A Doorway to Hope
You may not know Emma Lindsey of Humboldt, Tenn., but she’s one of the most important people in the Tennessee Valley. Here’s why.
On the other side of the railroad tracks, in Humboldt, Tenn., stands an old brown brick building with a small white door. Every Tuesday, Thursday and Saturday mornings people line up at the door. These folks are not waiting for the latest tech gadget or store giveaway; they are waiting for something more important—a meal.
“Hunger is a problem in our community and the need here is great on many levels,” says Reverend Emma Lindsey, Executive Director at Helping Hands of Humboldt, Tenn., and a retired U.S. Army veteran. “Many of our clients are the working poor—working 40 hours per week and still can’t manage to make ends meet.”
Lindsey runs Helping Hands, a certified Second Harvest Food Bank that operates a food pantry and faith-based community outreach center. It also provides clothing, toys and spiritual support to those in need. The center also helps people with their utility bills, with the funds donated from Humboldt Utilities’ Round Up—Plus Program, which totaled more than $32,000 in 2016.
According to Lindsey, each month Helping Hands supports about 700 to 800 clients who live in Humboldt, Gibson and Medina. “We are here to serve the community and provide hope to everyone who comes through our door.”
According to Second Harvest, hunger impacts one in seven Americans. The 2017 Second Harvest Map the Meal Gap study shows that 13.8 percent of middle Tennesseans are food insecure, meaning they have limited or uncertain access to enough food to maintain a healthy lifestyle. Right now, in Tennessee alone there are over 1 million people considered food insecure.
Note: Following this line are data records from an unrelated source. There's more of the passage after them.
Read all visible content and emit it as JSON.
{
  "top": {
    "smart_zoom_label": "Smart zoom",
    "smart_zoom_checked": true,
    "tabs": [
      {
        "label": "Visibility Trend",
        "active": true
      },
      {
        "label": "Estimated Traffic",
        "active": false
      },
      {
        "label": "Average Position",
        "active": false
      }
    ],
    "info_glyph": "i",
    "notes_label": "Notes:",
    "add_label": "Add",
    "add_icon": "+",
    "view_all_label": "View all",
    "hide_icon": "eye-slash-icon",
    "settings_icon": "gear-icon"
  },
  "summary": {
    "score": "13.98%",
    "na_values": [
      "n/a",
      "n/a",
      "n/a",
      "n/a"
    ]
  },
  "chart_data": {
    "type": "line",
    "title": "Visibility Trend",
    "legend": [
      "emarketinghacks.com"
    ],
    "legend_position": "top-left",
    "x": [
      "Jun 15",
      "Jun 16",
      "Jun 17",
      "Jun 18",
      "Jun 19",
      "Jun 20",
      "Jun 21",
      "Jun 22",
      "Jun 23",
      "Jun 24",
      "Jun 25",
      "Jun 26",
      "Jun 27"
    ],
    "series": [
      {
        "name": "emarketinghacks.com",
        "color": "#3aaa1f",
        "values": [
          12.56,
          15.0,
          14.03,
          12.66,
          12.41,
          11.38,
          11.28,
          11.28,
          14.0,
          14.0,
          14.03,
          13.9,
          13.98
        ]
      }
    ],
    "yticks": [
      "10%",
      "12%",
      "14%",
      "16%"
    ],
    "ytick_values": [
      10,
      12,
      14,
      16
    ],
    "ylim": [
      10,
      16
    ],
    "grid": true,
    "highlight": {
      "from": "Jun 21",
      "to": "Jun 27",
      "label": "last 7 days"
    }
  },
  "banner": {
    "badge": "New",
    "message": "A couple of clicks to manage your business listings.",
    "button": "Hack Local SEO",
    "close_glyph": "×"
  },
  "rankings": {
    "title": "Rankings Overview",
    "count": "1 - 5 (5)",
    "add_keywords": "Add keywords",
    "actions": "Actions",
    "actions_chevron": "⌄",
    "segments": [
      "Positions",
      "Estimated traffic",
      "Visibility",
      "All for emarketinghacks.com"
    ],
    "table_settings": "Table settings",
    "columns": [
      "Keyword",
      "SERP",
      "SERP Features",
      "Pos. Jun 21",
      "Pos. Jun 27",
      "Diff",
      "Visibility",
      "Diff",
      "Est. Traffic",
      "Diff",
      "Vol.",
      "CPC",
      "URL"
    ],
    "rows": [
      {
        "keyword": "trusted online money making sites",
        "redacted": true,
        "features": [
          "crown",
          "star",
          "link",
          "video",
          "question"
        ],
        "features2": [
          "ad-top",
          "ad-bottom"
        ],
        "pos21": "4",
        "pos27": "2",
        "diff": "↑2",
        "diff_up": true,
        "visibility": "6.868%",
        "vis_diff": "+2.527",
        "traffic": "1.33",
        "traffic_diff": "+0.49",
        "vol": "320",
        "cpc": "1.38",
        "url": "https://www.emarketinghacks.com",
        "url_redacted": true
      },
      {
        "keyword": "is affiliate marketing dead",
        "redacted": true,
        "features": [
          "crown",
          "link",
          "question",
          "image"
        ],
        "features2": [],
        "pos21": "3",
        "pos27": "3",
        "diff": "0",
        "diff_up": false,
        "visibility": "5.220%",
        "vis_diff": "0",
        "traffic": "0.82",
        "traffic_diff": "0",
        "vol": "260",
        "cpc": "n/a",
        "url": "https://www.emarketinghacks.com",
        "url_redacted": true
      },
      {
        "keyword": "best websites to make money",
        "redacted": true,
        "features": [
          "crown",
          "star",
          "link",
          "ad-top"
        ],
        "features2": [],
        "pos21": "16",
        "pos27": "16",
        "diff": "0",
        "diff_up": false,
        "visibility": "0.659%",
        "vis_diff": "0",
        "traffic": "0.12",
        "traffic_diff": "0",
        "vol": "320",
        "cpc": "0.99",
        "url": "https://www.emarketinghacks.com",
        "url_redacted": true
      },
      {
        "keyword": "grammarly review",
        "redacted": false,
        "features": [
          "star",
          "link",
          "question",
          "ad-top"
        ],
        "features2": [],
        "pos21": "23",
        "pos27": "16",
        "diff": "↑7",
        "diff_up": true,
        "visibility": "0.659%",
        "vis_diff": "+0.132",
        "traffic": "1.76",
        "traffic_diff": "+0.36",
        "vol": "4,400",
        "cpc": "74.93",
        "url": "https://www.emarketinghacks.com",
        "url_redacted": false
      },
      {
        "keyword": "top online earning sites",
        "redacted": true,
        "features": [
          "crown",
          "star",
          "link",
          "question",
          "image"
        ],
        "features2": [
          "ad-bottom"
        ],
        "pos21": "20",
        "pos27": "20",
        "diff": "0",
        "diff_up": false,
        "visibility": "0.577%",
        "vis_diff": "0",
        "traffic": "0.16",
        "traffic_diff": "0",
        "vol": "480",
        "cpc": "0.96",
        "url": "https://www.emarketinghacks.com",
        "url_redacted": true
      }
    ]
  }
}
For Lindsey, a former drill instructor and inner-city school teacher, continuing her mission of service is a rewarding experience. “It's humbling to hear firsthand how difficult it can be for families of modest means to choose between paying their power bill, buying clothes or eating,” said Lindsey. “Helping Hands bridges the gap while we help our clients work to improve their lives.”
From Helped to Helper
In 2013, Jose Silva returned to Humboldt to be closer to family.
“As a skilled worker, the opportunities in Texas dried up because of the economy, leaving only minimum-wage jobs,” said Silva. “So I returned to be closer to my son.”
Silva said the transition was difficult because it was hard to find steady work. He needed help making ends meet so he turned to Helping Hands for support—he had volunteered at Helping Hands before moving to Texas.
“Helping Hands does much more for the community than groceries,” said Silva. “I was able to volunteer to help my community and pick up odd jobs like carpentry and plumbing while I was looking for full-time work.”
Lindsey, who is always on the lookout to help others, learned about an opening at Humboldt Utilities and encouraged Silva to apply.
Silva applied for a part-time service department technician job and was hired in September 2013. Six months later, Silva was a full-time Humboldt Utilities employee.
The support Silva received from Lindsey and Helping Hands meant so much to him that he continues to volunteer at the center. On the first Tuesday of every month you can find him working alongside Lindsey’s team unloading the food delivery truck during his lunch break.
“My dad said always help others,” said Silva. “I’m lucky to work for Humboldt Utilities because the important work we do lets me help our community every day.”
A Call to Action
Two years ago the Tennessee Valley Authority formalized partnerships with Second Harvest Food Bank to help provide meals across the Tennessee Valley to those in need. As a result, in 2017 TVA helped provide over 2.3 million meals through 49 food banks across the utility’s seven-state service territory.
“The value of public power means that we work to improve the lives of the people of the Tennessee Valley in the ways they need it most,” says TVA Community Relations Manager Denise Watts. “Fighting hunger allows us to have an immediate positive impact in every community we serve.”
In October, Humboldt Utilities and TVA employees packed food boxes for Helping Hands and straightened up the associated thrift store. Silva was at the event and said he was proud to support Helping Hands because they were there for him when he needed them the most. TVA also donated $2,000 to support Helping Hands’ mission.
“Hunger is a struggle for too many in the Valley,” said Watts. “Partnering with Second Harvest and our local power companies like Humboldt Utilities allows us to fulfill our mission of service by helping provide millions of meals each year to help those in need.”